▸ **Given information**:

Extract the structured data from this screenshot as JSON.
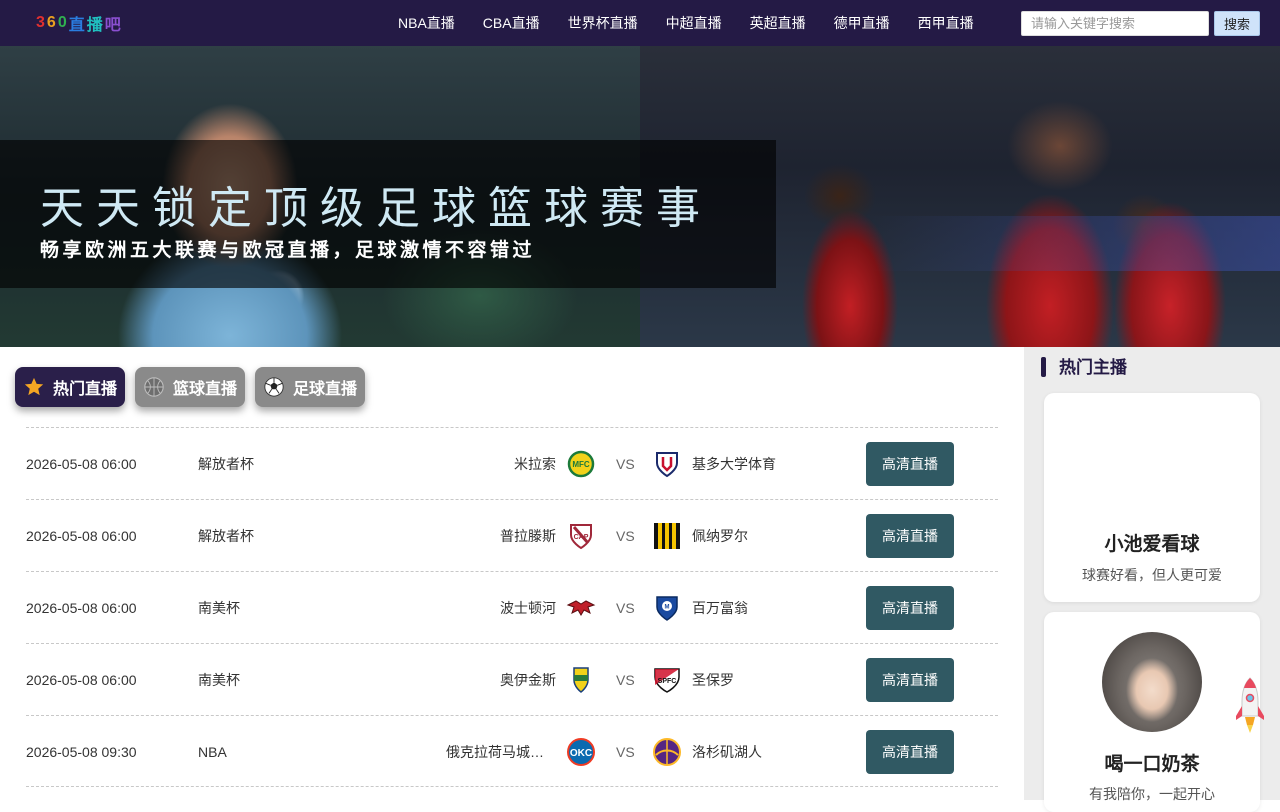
{
  "nav": {
    "logo": [
      "3",
      "6",
      "0",
      "直",
      "播",
      "吧"
    ],
    "logo_colors": [
      "#e03030",
      "#e8a020",
      "#30b050",
      "#2a7de0",
      "#20c0c0",
      "#8a4fd0"
    ],
    "links": [
      "NBA直播",
      "CBA直播",
      "世界杯直播",
      "中超直播",
      "英超直播",
      "德甲直播",
      "西甲直播"
    ],
    "search_placeholder": "请输入关键字搜索",
    "search_button": "搜索"
  },
  "banner": {
    "title": "天天锁定顶级足球篮球赛事",
    "subtitle": "畅享欧洲五大联赛与欧冠直播，足球激情不容错过"
  },
  "tabs": [
    {
      "label": "热门直播",
      "icon": "star-icon",
      "active": true
    },
    {
      "label": "篮球直播",
      "icon": "basketball-icon",
      "active": false
    },
    {
      "label": "足球直播",
      "icon": "soccer-ball-icon",
      "active": false
    }
  ],
  "matches": [
    {
      "time": "2026-05-08 06:00",
      "league": "解放者杯",
      "home": "米拉索",
      "vs": "VS",
      "away": "基多大学体育",
      "button": "高清直播",
      "home_color": "#f2d21a",
      "away_color": "#c8102e"
    },
    {
      "time": "2026-05-08 06:00",
      "league": "解放者杯",
      "home": "普拉滕斯",
      "vs": "VS",
      "away": "佩纳罗尔",
      "button": "高清直播",
      "home_color": "#a0283a",
      "away_color": "#f5c400"
    },
    {
      "time": "2026-05-08 06:00",
      "league": "南美杯",
      "home": "波士顿河",
      "vs": "VS",
      "away": "百万富翁",
      "button": "高清直播",
      "home_color": "#c0202a",
      "away_color": "#1a4aa0"
    },
    {
      "time": "2026-05-08 06:00",
      "league": "南美杯",
      "home": "奥伊金斯",
      "vs": "VS",
      "away": "圣保罗",
      "button": "高清直播",
      "home_color": "#2a7a3a",
      "away_color": "#d0102a"
    },
    {
      "time": "2026-05-08 09:30",
      "league": "NBA",
      "home": "俄克拉荷马城雷霆",
      "vs": "VS",
      "away": "洛杉矶湖人",
      "button": "高清直播",
      "home_color": "#0a6ab0",
      "away_color": "#552583"
    }
  ],
  "sidebar": {
    "title": "热门主播",
    "anchors": [
      {
        "name": "小池爱看球",
        "desc": "球赛好看，但人更可爱"
      },
      {
        "name": "喝一口奶茶",
        "desc": "有我陪你，一起开心"
      }
    ]
  }
}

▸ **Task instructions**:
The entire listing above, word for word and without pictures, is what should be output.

▸ **Result of the task**:
Extract the structured data from this screenshot as JSON.
{
  "nav": {
    "logo": [
      "3",
      "6",
      "0",
      "直",
      "播",
      "吧"
    ],
    "logo_colors": [
      "#e03030",
      "#e8a020",
      "#30b050",
      "#2a7de0",
      "#20c0c0",
      "#8a4fd0"
    ],
    "links": [
      "NBA直播",
      "CBA直播",
      "世界杯直播",
      "中超直播",
      "英超直播",
      "德甲直播",
      "西甲直播"
    ],
    "search_placeholder": "请输入关键字搜索",
    "search_button": "搜索"
  },
  "banner": {
    "title": "天天锁定顶级足球篮球赛事",
    "subtitle": "畅享欧洲五大联赛与欧冠直播，足球激情不容错过"
  },
  "tabs": [
    {
      "label": "热门直播",
      "icon": "star-icon",
      "active": true
    },
    {
      "label": "篮球直播",
      "icon": "basketball-icon",
      "active": false
    },
    {
      "label": "足球直播",
      "icon": "soccer-ball-icon",
      "active": false
    }
  ],
  "matches": [
    {
      "time": "2026-05-08 06:00",
      "league": "解放者杯",
      "home": "米拉索",
      "vs": "VS",
      "away": "基多大学体育",
      "button": "高清直播",
      "home_color": "#f2d21a",
      "away_color": "#c8102e"
    },
    {
      "time": "2026-05-08 06:00",
      "league": "解放者杯",
      "home": "普拉滕斯",
      "vs": "VS",
      "away": "佩纳罗尔",
      "button": "高清直播",
      "home_color": "#a0283a",
      "away_color": "#f5c400"
    },
    {
      "time": "2026-05-08 06:00",
      "league": "南美杯",
      "home": "波士顿河",
      "vs": "VS",
      "away": "百万富翁",
      "button": "高清直播",
      "home_color": "#c0202a",
      "away_color": "#1a4aa0"
    },
    {
      "time": "2026-05-08 06:00",
      "league": "南美杯",
      "home": "奥伊金斯",
      "vs": "VS",
      "away": "圣保罗",
      "button": "高清直播",
      "home_color": "#2a7a3a",
      "away_color": "#d0102a"
    },
    {
      "time": "2026-05-08 09:30",
      "league": "NBA",
      "home": "俄克拉荷马城雷霆",
      "vs": "VS",
      "away": "洛杉矶湖人",
      "button": "高清直播",
      "home_color": "#0a6ab0",
      "away_color": "#552583"
    }
  ],
  "sidebar": {
    "title": "热门主播",
    "anchors": [
      {
        "name": "小池爱看球",
        "desc": "球赛好看，但人更可爱"
      },
      {
        "name": "喝一口奶茶",
        "desc": "有我陪你，一起开心"
      }
    ]
  }
}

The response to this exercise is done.